Cyber security attack: The threat is real; Hacking O&G control systems: Understanding the cyber risk; The active cyber defense cycle
Designing positive-energy buildings; Ensuring power quality; Complying with NFPA 110; Minimizing arc flash hazards
Building high availability into industrial computers; Of key metrics and myth busting; The truth about five common VFD myths
New industrial buildings: Greener, cleaner, leaner; New building designs for industry; Take a new look at absorption cooling; Offshored jobs start to come back

Annual Salary Survey

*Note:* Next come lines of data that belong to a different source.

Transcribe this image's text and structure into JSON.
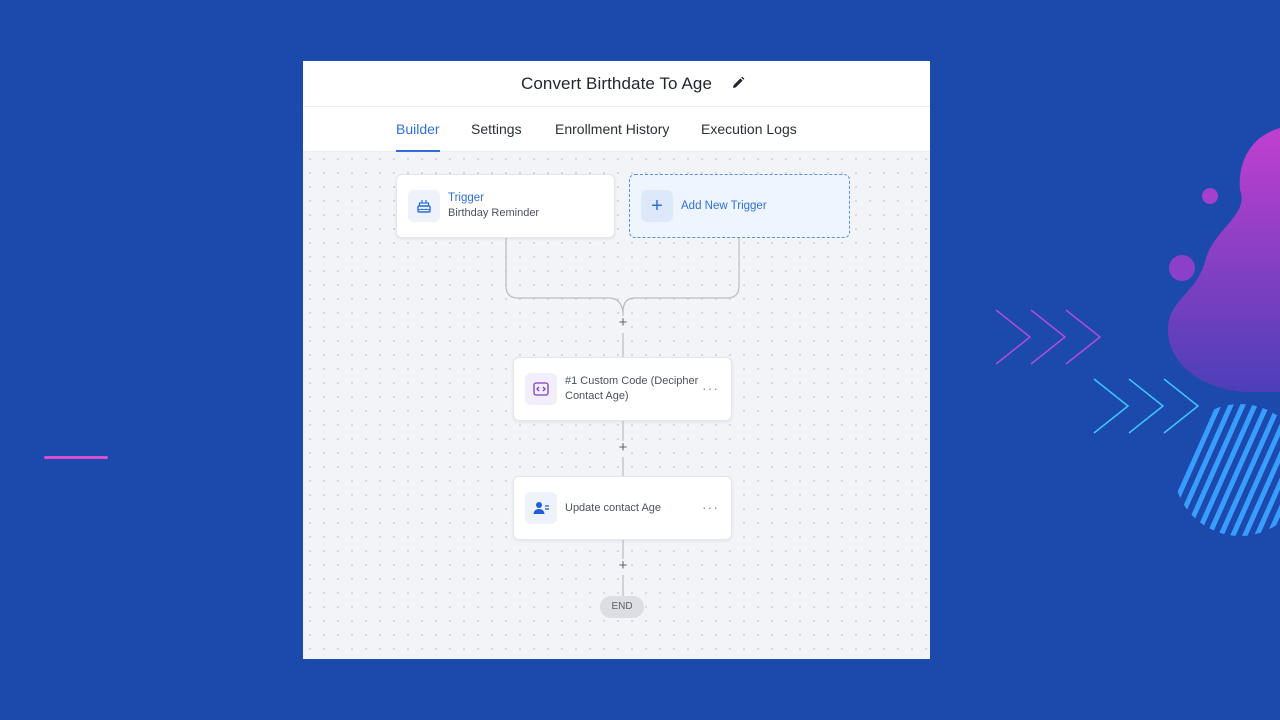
{
  "window": {
    "title": "Convert Birthdate To Age"
  },
  "tabs": [
    {
      "label": "Builder",
      "active": true
    },
    {
      "label": "Settings",
      "active": false
    },
    {
      "label": "Enrollment History",
      "active": false
    },
    {
      "label": "Execution Logs",
      "active": false
    }
  ],
  "trigger": {
    "heading": "Trigger",
    "name": "Birthday Reminder",
    "icon": "cake-icon"
  },
  "add_trigger": {
    "label": "Add New Trigger",
    "icon": "plus-icon"
  },
  "steps": [
    {
      "label": "#1 Custom Code (Decipher Contact Age)",
      "line1": "#1 Custom Code (Decipher",
      "line2": "Contact Age)",
      "icon": "code-icon"
    },
    {
      "label": "Update contact Age",
      "icon": "contact-card-icon"
    }
  ],
  "plus_glyph": "+",
  "more_glyph": "···",
  "end_label": "END",
  "colors": {
    "accent": "#2f6fdc",
    "background": "#1c49ac",
    "decor_magenta": "#d54fd0",
    "decor_cyan": "#3cc8ff"
  }
}
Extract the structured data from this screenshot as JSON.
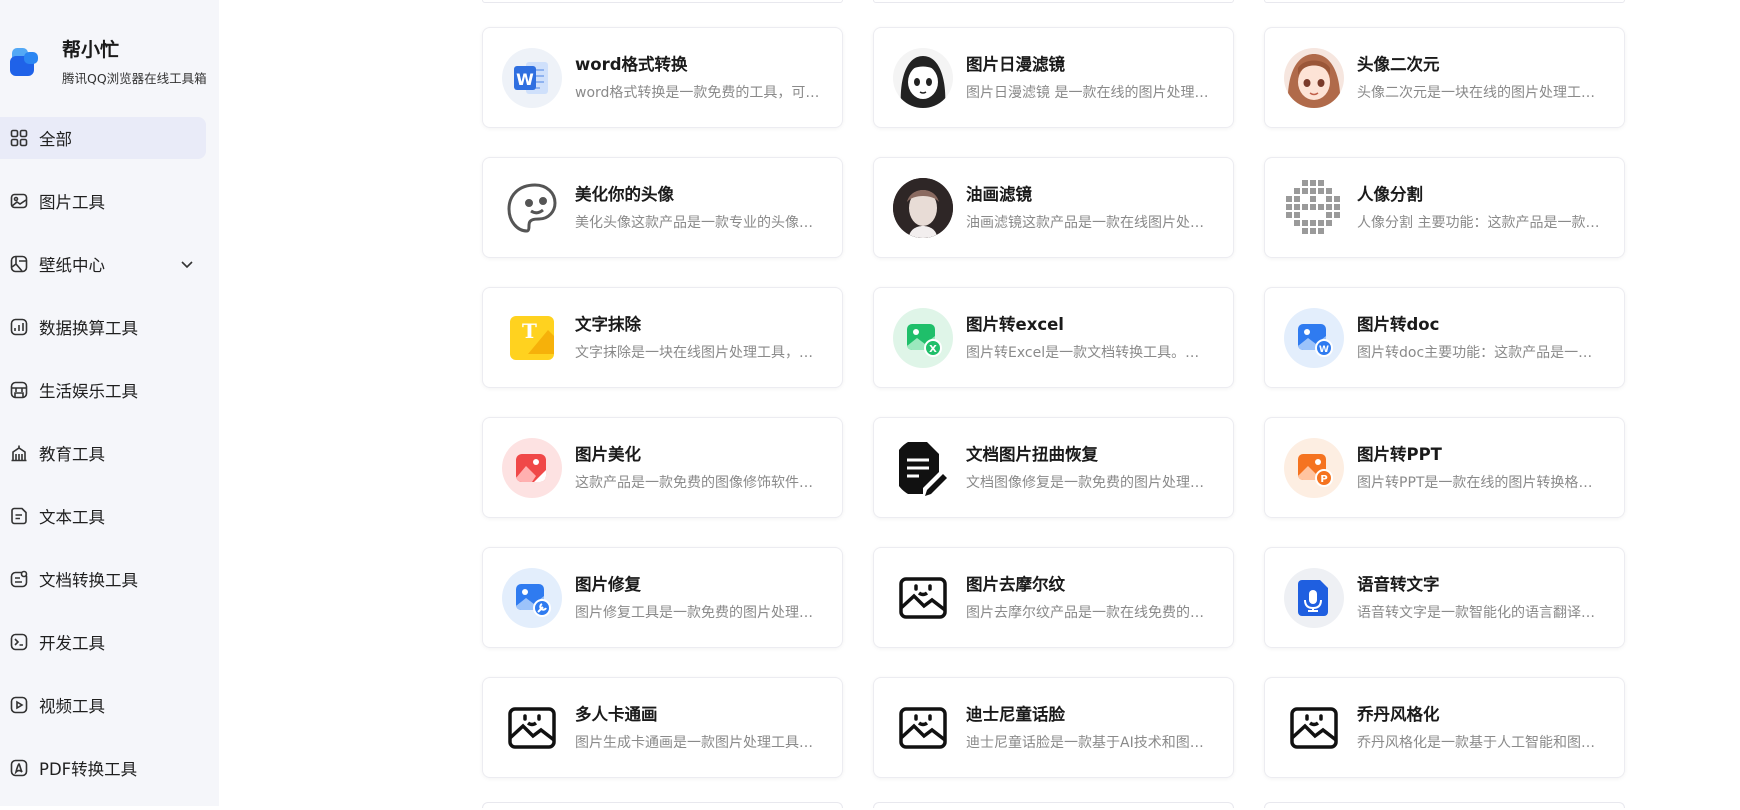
{
  "brand": {
    "name": "帮小忙",
    "subtitle": "腾讯QQ浏览器在线工具箱"
  },
  "sidebar": {
    "items": [
      {
        "label": "全部",
        "icon": "grid-icon",
        "active": true
      },
      {
        "label": "图片工具",
        "icon": "image-icon"
      },
      {
        "label": "壁纸中心",
        "icon": "wallpaper-icon",
        "expandable": true
      },
      {
        "label": "数据换算工具",
        "icon": "chart-icon"
      },
      {
        "label": "生活娱乐工具",
        "icon": "store-icon"
      },
      {
        "label": "教育工具",
        "icon": "education-icon"
      },
      {
        "label": "文本工具",
        "icon": "text-icon"
      },
      {
        "label": "文档转换工具",
        "icon": "doc-convert-icon"
      },
      {
        "label": "开发工具",
        "icon": "terminal-icon"
      },
      {
        "label": "视频工具",
        "icon": "video-icon"
      },
      {
        "label": "PDF转换工具",
        "icon": "pdf-icon"
      }
    ]
  },
  "tools": [
    {
      "title": "word格式转换",
      "desc": "word格式转换是一款免费的工具，可以帮助用户",
      "icon": "word-icon",
      "bg": "#eef2f8"
    },
    {
      "title": "图片日漫滤镜",
      "desc": "图片日漫滤镜 是一款在线的图片处理工具",
      "icon": "anime-portrait-icon",
      "bg": "#f4f4f4"
    },
    {
      "title": "头像二次元",
      "desc": "头像二次元是一块在线的图片处理工具，可以",
      "icon": "anime-avatar-icon",
      "bg": "#f6e6df"
    },
    {
      "title": "美化你的头像",
      "desc": "美化头像这款产品是一款专业的头像美化工具",
      "icon": "face-sketch-icon",
      "bg": "#ffffff"
    },
    {
      "title": "油画滤镜",
      "desc": "油画滤镜这款产品是一款在线图片处理工具",
      "icon": "oil-painting-icon",
      "bg": "#3a2f2f"
    },
    {
      "title": "人像分割",
      "desc": "人像分割 主要功能：这款产品是一款人像分割",
      "icon": "pixel-person-icon",
      "bg": "#ffffff"
    },
    {
      "title": "文字抹除",
      "desc": "文字抹除是一块在线图片处理工具，可以帮助",
      "icon": "text-erase-icon",
      "bg": "#ffffff"
    },
    {
      "title": "图片转excel",
      "desc": "图片转Excel是一款文档转换工具。它可以将",
      "icon": "image-to-excel-icon",
      "bg": "#dff5e8"
    },
    {
      "title": "图片转doc",
      "desc": "图片转doc主要功能：这款产品是一款图片转换",
      "icon": "image-to-doc-icon",
      "bg": "#e3eefc"
    },
    {
      "title": "图片美化",
      "desc": "这款产品是一款免费的图像修饰软件，可以帮助",
      "icon": "image-beautify-icon",
      "bg": "#fde2e2"
    },
    {
      "title": "文档图片扭曲恢复",
      "desc": "文档图像修复是一款免费的图片处理工具，可以",
      "icon": "doc-fix-icon",
      "bg": "#ffffff"
    },
    {
      "title": "图片转PPT",
      "desc": "图片转PPT是一款在线的图片转换格式工具",
      "icon": "image-to-ppt-icon",
      "bg": "#fdeee2"
    },
    {
      "title": "图片修复",
      "desc": "图片修复工具是一款免费的图片处理工具，可以",
      "icon": "image-repair-icon",
      "bg": "#e3eefc"
    },
    {
      "title": "图片去摩尔纹",
      "desc": "图片去摩尔纹产品是一款在线免费的图片处理",
      "icon": "smile-image-icon",
      "bg": "#ffffff"
    },
    {
      "title": "语音转文字",
      "desc": "语音转文字是一款智能化的语言翻译工具，可以",
      "icon": "voice-to-text-icon",
      "bg": "#eef0f4"
    },
    {
      "title": "多人卡通画",
      "desc": "图片生成卡通画是一款图片处理工具，可以帮助",
      "icon": "smile-image-icon",
      "bg": "#ffffff"
    },
    {
      "title": "迪士尼童话脸",
      "desc": "迪士尼童话脸是一款基于AI技术和图像处理的",
      "icon": "smile-image-icon",
      "bg": "#ffffff"
    },
    {
      "title": "乔丹风格化",
      "desc": "乔丹风格化是一款基于人工智能和图像处理的",
      "icon": "smile-image-icon",
      "bg": "#ffffff"
    }
  ]
}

After almost a decade of uncertainty, the confidence of plant floor managers is soaring. Even with a number of challenges and while implementing new technologies, there is a renewed sense of optimism among plant managers about their business and their future.

The respondents to the 2014 Plant Engineering Salary Survey come from throughout the U.S. and serve a variety of industries, but they are uniform in their optimism about manufacturing. This year’s survey found 79% consider manufacturing a secure career. That’s up from 75% in 2013 and significantly higher than the 63% figure when Plant Engineering first started asking that question a decade ago.

Read more: 2014 Salary Survey: Confidence rises amid the challenges

Maintenance and reliability tips and best practices from the maintenance and reliability coaches at Allied Reliability Group.
The One Voice for Manufacturing blog reports on federal public policy issues impacting the manufacturing sector. One Voice is a joint effort by the National Tooling and Machining...
The Society for Maintenance and Reliability Professionals an organization devoted...
Join this ongoing discussion of machine guarding topics, including solutions assessments, regulatory compliance, gap analysis...
IMS Research, recently acquired by IHS Inc., is a leading independent supplier of market research and consultancy to the global electronics industry.
Maintenance is not optional in manufacturing. It’s a profit center, driving productivity and uptime while reducing overall repair costs.
The Lachance on CMMS blog is about current maintenance topics. Blogger Paul Lachance is president and chief technology officer for Smartware Group.